Data records
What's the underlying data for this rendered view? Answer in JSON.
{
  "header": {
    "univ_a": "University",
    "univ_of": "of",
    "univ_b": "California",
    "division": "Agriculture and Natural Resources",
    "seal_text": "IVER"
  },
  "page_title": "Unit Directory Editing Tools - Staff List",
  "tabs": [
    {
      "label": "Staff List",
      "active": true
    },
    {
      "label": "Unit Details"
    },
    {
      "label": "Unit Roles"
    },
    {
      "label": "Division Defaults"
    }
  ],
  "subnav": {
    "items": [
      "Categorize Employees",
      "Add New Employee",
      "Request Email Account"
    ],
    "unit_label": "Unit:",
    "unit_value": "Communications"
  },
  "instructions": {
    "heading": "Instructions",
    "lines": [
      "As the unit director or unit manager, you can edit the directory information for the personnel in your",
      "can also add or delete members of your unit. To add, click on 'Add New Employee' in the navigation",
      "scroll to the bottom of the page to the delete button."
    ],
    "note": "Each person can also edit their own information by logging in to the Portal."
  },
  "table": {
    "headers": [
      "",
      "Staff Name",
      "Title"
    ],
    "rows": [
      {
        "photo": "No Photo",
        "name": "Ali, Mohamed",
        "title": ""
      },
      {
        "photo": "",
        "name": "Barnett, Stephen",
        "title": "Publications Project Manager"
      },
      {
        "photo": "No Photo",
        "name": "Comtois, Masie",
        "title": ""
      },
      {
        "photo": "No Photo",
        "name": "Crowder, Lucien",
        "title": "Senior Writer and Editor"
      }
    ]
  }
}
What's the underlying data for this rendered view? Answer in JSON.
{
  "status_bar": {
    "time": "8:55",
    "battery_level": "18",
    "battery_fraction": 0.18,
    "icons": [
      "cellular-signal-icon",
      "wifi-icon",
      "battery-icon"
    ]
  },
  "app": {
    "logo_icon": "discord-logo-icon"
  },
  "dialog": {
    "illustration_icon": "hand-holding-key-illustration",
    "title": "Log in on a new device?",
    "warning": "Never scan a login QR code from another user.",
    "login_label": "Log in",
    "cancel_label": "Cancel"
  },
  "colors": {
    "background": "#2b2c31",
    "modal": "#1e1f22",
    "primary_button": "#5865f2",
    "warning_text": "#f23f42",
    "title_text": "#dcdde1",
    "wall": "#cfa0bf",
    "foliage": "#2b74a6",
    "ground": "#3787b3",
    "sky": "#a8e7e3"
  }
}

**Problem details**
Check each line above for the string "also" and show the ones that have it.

**Task output**
      "can also add or delete members of your unit. To add, click on 'Add New Employee' in the navigation",
    "note": "Each person can also edit their own information by logging in to the Portal."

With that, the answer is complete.